Growing up, I loved Mother’s Day. It was an excuse to draw pictures for my own mom, a reason to ride my bike around the neighborhood and find freshly picked flowers for her. I didn’t know that the flowers I picked — usually dandelions and Queen’s Anne’s lace — were actually weeds. Mom never let on. She treated every gift I gave her as though it was the best.
“You made my whole day!” she’d say.
After my mom passed away, I hated Mother’s Day. From age 11 on I tried to avoid it — which is nearly impossible, given all the Mother’s Day ads that seem to start appearing earlier and earlier each year, and the mother-daughter photos that flood my Facebook feed. For a long time the holiday was symbolic of what I didn’t have, a reminder of the void that gnawed at me from within.
Then you came along.
This Mother’s Day feels so different. I’ve gotten cards and gifts and I’m going out for a Mother’s Day brunch with you and Dad. Instead of thinking about being a motherless daughter, I’m in awe of the fact that I’m your mom.
I’m a mom! I’m actually a mom! And you, all 12 pounds of you, are my precious daughter. You’re only three months old, but you’ve changed my life in so many ways and have already taught me so much.
Here are a few things I’ve learned and observed since becoming your mom:
- Becoming a mom doesn’t make me miss my own mom any less. If anything, it makes me miss her more. But since becoming your mom, the void doesn’t feel as deep or as dark as it once did. I’m lucky to have lots of maternal figures in my life, which has also helped.

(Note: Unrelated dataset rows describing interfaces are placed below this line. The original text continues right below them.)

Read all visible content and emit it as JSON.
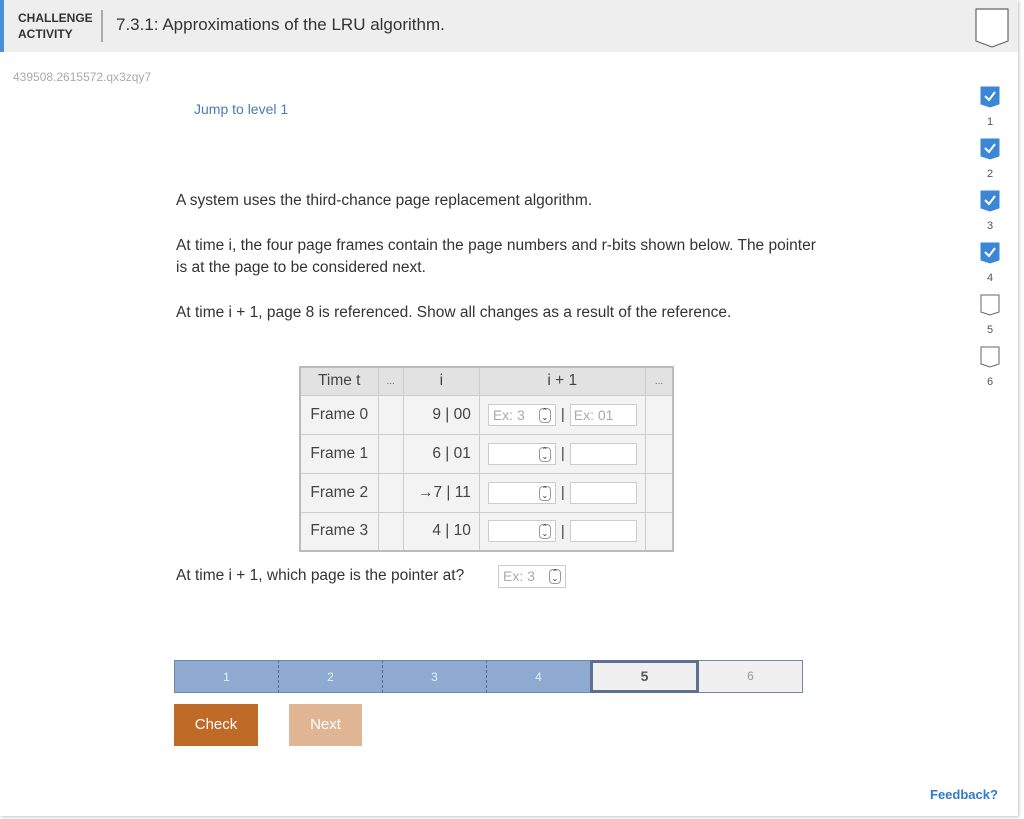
{
  "header": {
    "label_line1": "CHALLENGE",
    "label_line2": "ACTIVITY",
    "title": "7.3.1: Approximations of the LRU algorithm."
  },
  "activity_code": "439508.2615572.qx3zqy7",
  "jump_link": "Jump to level 1",
  "instructions": {
    "p1": "A system uses the third-chance page replacement algorithm.",
    "p2": "At time i, the four page frames contain the page numbers and r-bits shown below. The pointer is at the page to be considered next.",
    "p3": "At time i + 1, page 8 is referenced. Show all changes as a result of the reference."
  },
  "table": {
    "headers": [
      "Time t",
      "...",
      "i",
      "i + 1",
      "..."
    ],
    "rows": [
      {
        "frame": "Frame 0",
        "value_i": "9 | 00",
        "page_placeholder": "Ex: 3",
        "bits_placeholder": "Ex: 01"
      },
      {
        "frame": "Frame 1",
        "value_i": "6 | 01",
        "page_placeholder": "",
        "bits_placeholder": ""
      },
      {
        "frame": "Frame 2",
        "value_i": "→7 | 11",
        "page_placeholder": "",
        "bits_placeholder": ""
      },
      {
        "frame": "Frame 3",
        "value_i": "4 | 10",
        "page_placeholder": "",
        "bits_placeholder": ""
      }
    ],
    "separator": "|"
  },
  "question2": {
    "text": "At time i + 1, which page is the pointer at?",
    "placeholder": "Ex: 3"
  },
  "progress": {
    "levels": [
      "1",
      "2",
      "3",
      "4",
      "5",
      "6"
    ],
    "completed": 4,
    "current": 5
  },
  "side_levels": [
    {
      "num": "1",
      "done": true
    },
    {
      "num": "2",
      "done": true
    },
    {
      "num": "3",
      "done": true
    },
    {
      "num": "4",
      "done": true
    },
    {
      "num": "5",
      "done": false
    },
    {
      "num": "6",
      "done": false
    }
  ],
  "buttons": {
    "check": "Check",
    "next": "Next"
  },
  "feedback": "Feedback?",
  "colors": {
    "accent": "#4a90d9",
    "check": "#c06a28",
    "next_disabled": "#e0b594",
    "progress_done": "#8eaad0",
    "link": "#2f7bc9"
  }
}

- I don’t think there’s one word that accurately sums up the complexities of motherhood. It’s a continuous mix of grit and grace, pride and patience, humility and humor.
- Before I became a mom, I never realized how much time I’d spend talking about poop — and washing it off clothes, swings, and car seats. I’ve become a breeding ground for bodily fluids, and I’m surprisingly ok with it.
- Breastfeeding was initially one of the biggest challenges of early parenthood. It was painful, and your difficulty latching left me feeling frustrated, especially when you would cluster-feed. But we grew and learned together. Now you latch better and I’m more patient. Feeding is bonding.
Whoever came up with the saying, “I slept like a baby last night” probably didn’t have a baby. Similarly, as I read somewhere recently, whoever said “don’t cry over spilled milk” probably never breastfed.
- You’ve made me realize that not all cries are created equal.
- You’ve taught me what it means to be totally responsible for another human being 24/7. I used to think my Gramz was being insensitive when she would say: “Your life is not your own when you have a child.” Now I understand what she meant.
- You’ve motivated me to set boundaries as a working mom — to stay focused at work and be fully present with you and your dad at home — so that I can fulfill both roles. I don’t always succeed, but I’m trying.
- You’ve given me a confidence boost by showing me I’m capable of calming you down and making you smile. Nurturing you didn’t come naturally at first, but now it’s second nature.
- You’ve helped my heart grow. Every time I see your dad care for you, I’m reminded of why I fell in love with him. (I’ll probably embarrass you with my cheesiness as you grow older. Just remember it’s fine to be cheesy as long as you’re genuine, too.)
- You’ve deepened my appreciation for silence and the rare moments when I have uninterrupted time to myself.
- You’ve taught me that it’s ok to mourn the loss of free time, date nights, and sleep when you’re a new mom. More importantly, you’ve shown me that not all losses are tragic or permanent — and that what we gain is often far better than what we lose.
With you in my life, sweet Madelyn, I’ve gained so much. I have so many reasons to feel grateful this Mother’s Day — and every day. Time with you and dad is always cause for celebration.